Fear switching sides
The recent increase in reports of sexual assault and harassment show that French women are trying to change cultural norms.
“Filing a complaint is always an obstacle for victims,” Debauche said. “It shows that they are feeling empowered to come forward after the campaigns on social media.”
According to Claire Ludwig, a member of the French feminist organization “Stop Street Harassment,” there is definitely a connection between the rise in reports and the numerous sexual misconduct stories of the past few weeks.
“This demonstrates that we are on the right path,” Ludwig said. “Fear is switching from the victim’s side to the aggressor’s.”
In a study published last year, the French Institute for Demographic Studies said an estimated 62,000 women in France are victims of at least one rape or attempted rape each year. Additionally, the study said that around 580,000 women are victims of sexual violence every year in France.
“Authorities need to extend this ongoing cultural debate through information, prevention and education campaigns," Debauche said. “Otherwise it might be short-lived.”
Catcallers to be fined?
The massive wave of sexual harassment and assault stories in France is having political and legal repercussions, too.
French President Emmanuel Macron said during a television interview last month that he had begun the procedure to strip Harvey Weinstein of France’s highest award, the Legion of Honor. “His actions lack honor,” Macron said.
The ongoing debate in France amid the Weinstein scandal might also lead to changes in the law.
Marlène Schiappa, France’s minister for gender equality, wants to fine men for catcalling women in public.
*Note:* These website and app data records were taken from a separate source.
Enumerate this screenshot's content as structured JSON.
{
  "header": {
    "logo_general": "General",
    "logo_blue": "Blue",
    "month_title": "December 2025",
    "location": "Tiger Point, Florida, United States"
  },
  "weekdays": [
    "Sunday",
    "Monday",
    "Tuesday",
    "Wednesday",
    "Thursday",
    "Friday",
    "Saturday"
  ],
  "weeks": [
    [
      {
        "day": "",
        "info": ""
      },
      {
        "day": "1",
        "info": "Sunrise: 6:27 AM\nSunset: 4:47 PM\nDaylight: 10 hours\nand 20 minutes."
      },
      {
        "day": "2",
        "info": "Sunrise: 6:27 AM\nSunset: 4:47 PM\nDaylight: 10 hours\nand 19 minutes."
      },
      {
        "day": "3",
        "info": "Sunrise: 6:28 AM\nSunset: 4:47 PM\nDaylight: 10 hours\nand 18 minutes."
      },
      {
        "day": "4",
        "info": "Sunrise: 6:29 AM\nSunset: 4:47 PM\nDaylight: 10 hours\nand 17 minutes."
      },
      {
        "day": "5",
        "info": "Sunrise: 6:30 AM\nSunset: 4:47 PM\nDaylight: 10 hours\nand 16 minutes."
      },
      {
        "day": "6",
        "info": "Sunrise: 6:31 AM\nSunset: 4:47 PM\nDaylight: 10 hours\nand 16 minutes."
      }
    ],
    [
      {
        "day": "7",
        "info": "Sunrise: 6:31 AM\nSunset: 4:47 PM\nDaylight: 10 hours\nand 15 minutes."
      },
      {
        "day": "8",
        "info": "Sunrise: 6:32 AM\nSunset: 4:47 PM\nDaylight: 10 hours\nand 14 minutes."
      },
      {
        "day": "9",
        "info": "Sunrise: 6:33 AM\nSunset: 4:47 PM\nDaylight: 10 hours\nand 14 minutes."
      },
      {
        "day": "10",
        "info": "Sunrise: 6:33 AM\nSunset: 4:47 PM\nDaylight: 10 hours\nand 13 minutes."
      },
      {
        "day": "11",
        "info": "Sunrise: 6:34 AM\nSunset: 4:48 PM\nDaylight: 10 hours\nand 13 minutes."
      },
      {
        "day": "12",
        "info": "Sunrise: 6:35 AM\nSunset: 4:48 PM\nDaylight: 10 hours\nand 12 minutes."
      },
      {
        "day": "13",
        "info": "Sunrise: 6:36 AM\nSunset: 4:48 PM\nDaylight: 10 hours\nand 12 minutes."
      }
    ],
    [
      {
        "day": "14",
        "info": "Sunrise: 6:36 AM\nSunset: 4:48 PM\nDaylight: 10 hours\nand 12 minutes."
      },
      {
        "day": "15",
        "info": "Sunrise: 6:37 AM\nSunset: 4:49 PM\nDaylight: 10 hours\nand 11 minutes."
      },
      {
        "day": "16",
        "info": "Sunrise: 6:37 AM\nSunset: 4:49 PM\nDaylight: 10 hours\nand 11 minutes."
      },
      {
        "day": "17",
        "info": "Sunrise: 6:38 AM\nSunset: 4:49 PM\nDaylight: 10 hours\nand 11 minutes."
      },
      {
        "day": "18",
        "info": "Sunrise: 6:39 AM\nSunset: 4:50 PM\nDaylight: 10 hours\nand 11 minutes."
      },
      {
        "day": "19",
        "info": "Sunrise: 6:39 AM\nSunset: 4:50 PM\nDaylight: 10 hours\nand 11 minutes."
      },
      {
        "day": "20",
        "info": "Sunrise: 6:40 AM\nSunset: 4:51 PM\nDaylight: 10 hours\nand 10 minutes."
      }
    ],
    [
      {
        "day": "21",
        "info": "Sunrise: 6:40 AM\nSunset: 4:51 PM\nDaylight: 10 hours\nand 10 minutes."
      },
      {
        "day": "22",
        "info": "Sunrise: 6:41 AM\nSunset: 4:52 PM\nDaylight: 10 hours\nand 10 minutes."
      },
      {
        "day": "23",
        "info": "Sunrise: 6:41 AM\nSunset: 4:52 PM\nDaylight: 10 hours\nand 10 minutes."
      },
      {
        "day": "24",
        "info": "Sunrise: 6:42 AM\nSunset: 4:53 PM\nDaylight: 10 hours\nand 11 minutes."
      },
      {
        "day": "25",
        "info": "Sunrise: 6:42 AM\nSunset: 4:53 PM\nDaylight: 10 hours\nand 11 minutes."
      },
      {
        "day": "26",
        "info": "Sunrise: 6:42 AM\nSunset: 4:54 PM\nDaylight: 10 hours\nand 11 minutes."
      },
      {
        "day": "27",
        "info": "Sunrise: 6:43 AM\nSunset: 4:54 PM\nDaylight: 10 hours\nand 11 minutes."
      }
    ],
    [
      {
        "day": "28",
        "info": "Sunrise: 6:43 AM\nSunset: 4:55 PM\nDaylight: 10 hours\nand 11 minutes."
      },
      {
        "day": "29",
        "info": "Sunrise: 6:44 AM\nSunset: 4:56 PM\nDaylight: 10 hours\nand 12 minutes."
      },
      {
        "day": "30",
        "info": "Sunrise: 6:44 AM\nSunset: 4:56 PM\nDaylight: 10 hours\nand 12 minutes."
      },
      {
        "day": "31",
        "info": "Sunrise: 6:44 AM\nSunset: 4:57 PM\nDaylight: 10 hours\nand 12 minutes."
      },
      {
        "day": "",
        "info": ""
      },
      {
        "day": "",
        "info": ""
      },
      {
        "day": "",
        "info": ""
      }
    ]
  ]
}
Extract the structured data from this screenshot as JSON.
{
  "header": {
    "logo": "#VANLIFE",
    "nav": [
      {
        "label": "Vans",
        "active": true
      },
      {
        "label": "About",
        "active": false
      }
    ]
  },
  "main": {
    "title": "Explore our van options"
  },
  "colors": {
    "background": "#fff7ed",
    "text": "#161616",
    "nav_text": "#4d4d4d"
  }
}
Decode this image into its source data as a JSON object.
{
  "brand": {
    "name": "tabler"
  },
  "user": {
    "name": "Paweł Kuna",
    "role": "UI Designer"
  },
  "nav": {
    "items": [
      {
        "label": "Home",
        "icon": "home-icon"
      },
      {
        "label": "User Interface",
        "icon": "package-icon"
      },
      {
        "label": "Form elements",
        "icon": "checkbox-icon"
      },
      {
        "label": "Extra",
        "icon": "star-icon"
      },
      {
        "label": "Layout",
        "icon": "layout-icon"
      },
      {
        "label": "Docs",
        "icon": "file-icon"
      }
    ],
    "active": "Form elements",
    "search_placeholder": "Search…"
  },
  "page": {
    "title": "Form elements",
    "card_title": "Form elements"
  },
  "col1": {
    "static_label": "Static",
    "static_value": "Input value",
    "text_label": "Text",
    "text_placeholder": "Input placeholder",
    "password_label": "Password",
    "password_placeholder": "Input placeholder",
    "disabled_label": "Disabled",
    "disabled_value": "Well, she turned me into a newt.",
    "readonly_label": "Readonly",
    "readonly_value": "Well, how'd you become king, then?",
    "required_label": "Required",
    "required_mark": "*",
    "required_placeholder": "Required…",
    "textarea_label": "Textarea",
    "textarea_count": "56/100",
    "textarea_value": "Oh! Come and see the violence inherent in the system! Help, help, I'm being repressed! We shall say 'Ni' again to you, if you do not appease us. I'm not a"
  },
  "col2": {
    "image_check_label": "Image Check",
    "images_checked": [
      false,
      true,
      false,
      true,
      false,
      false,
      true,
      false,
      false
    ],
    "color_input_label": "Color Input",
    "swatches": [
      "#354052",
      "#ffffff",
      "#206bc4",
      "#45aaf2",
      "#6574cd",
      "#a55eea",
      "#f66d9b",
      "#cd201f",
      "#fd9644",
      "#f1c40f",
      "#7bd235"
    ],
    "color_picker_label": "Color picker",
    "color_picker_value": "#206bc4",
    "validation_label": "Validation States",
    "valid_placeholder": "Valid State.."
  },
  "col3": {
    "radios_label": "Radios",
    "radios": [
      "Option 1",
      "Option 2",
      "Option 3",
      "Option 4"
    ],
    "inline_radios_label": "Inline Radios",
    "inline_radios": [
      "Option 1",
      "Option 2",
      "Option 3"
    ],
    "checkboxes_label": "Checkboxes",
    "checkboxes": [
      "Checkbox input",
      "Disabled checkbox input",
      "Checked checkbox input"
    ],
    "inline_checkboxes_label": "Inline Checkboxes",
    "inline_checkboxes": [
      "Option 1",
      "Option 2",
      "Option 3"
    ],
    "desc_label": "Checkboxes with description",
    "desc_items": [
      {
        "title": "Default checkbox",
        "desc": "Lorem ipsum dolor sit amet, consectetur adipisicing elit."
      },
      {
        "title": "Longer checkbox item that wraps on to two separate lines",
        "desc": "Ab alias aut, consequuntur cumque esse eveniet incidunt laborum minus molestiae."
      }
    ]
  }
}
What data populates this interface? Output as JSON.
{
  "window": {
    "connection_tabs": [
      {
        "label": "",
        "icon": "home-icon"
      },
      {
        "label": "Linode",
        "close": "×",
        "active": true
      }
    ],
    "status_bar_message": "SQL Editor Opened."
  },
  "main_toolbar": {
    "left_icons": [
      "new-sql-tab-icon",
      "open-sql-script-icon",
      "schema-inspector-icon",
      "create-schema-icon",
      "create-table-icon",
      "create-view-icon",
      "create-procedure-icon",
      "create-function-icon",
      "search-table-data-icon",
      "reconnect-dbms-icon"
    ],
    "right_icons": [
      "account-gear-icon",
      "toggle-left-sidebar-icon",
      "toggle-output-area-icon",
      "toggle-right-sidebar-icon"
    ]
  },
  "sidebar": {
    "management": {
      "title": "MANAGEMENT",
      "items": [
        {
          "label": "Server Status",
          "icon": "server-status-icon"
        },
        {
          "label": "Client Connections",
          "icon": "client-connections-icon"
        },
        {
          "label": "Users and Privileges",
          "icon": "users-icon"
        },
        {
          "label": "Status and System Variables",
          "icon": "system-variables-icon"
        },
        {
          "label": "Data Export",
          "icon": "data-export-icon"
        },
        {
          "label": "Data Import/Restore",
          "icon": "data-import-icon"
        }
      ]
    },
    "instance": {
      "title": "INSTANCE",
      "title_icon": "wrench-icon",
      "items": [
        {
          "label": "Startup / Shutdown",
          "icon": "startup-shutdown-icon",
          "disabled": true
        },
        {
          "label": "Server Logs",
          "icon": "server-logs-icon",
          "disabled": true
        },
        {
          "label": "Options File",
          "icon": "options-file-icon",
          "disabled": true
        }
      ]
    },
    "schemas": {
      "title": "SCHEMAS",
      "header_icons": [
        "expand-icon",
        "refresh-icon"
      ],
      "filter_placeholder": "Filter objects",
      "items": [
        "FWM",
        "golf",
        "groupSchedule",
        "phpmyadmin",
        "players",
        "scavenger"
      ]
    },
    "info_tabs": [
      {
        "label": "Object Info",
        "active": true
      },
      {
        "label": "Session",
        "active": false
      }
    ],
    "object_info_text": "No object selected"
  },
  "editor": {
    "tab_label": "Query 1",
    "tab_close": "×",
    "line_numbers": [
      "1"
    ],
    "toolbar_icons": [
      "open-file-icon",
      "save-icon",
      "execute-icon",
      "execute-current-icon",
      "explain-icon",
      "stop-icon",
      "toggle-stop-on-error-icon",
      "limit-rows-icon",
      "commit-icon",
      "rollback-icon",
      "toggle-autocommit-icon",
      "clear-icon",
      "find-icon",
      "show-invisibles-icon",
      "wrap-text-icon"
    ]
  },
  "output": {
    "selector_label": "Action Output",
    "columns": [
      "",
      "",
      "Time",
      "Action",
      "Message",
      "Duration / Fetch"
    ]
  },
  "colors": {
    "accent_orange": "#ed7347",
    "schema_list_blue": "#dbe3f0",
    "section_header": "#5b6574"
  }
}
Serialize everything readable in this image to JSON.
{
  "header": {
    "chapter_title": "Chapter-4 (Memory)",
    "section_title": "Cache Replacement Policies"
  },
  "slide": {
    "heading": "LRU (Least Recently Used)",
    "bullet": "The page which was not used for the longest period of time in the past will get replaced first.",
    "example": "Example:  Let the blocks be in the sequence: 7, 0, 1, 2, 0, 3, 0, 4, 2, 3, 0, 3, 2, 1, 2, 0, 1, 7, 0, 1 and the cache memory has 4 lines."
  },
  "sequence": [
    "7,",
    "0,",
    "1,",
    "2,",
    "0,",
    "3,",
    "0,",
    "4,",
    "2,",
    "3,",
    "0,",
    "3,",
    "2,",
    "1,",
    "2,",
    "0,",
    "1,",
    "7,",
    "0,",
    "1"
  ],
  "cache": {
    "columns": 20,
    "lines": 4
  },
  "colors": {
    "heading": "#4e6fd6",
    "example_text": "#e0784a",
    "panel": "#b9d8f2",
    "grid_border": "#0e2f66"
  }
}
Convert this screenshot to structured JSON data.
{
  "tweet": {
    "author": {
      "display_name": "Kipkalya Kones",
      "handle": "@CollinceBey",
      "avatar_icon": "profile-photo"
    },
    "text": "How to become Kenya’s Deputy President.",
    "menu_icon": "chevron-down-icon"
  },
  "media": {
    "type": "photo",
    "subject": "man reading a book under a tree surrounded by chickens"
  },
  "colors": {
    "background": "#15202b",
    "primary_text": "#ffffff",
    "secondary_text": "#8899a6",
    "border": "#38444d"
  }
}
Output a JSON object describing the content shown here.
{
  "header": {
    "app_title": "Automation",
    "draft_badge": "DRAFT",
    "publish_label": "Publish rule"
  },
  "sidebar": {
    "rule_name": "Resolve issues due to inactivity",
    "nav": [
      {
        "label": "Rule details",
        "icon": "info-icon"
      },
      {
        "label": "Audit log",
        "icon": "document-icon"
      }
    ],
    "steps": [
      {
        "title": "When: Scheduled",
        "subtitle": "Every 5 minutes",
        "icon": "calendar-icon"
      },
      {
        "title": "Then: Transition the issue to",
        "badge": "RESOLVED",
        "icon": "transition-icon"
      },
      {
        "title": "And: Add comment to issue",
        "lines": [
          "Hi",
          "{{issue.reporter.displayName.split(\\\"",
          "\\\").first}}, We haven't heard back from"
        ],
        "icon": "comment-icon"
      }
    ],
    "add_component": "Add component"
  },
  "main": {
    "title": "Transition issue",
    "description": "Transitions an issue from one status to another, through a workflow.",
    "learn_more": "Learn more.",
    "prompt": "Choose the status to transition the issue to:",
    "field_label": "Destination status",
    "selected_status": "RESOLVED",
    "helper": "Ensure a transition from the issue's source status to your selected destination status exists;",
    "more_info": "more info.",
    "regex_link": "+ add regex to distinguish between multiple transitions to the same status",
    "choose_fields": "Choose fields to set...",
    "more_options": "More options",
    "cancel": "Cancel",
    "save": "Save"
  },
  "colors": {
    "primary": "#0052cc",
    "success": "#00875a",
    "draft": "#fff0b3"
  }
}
A task force of legal professionals, policemen and politicians are working to define street harassment. The proposed law is expected to be presented next year.
“The creation of a legal framework to denounce street harassment is a victory for us,” Ludwig said. But she believes that the new law will be very hard to enforce. “Sexual harassers will have to be caught 'in the act' by police officers in order to be fined,” she said. “Is the government planning to put a police officer behind every woman on the streets of France?”
Schiappa admitted in a newspaper interview that “we know that policemen won’t be able to fine every acts of street harassment.”
“Street harassment is a cultural fight,” Schiappa said. “This law will open a public debate and change attitudes.”
The question of France's child sex laws is also on the table, after two recent separate controversial cases where men were acquitted of raping two 11-year-old girls because authorities could not prove coercion.
A minimum age of sexual consent does not currently exist in France, and the French government is now drafting a bill to say that sex with children under a certain age is by definition coercive.
France's justice minister received criticism after suggesting in a radio interview Monday that 13 could be the age of consent.
Establishing a legal age of consent is part of pending bill that will be presented next year to address sexual violence and harassment in France.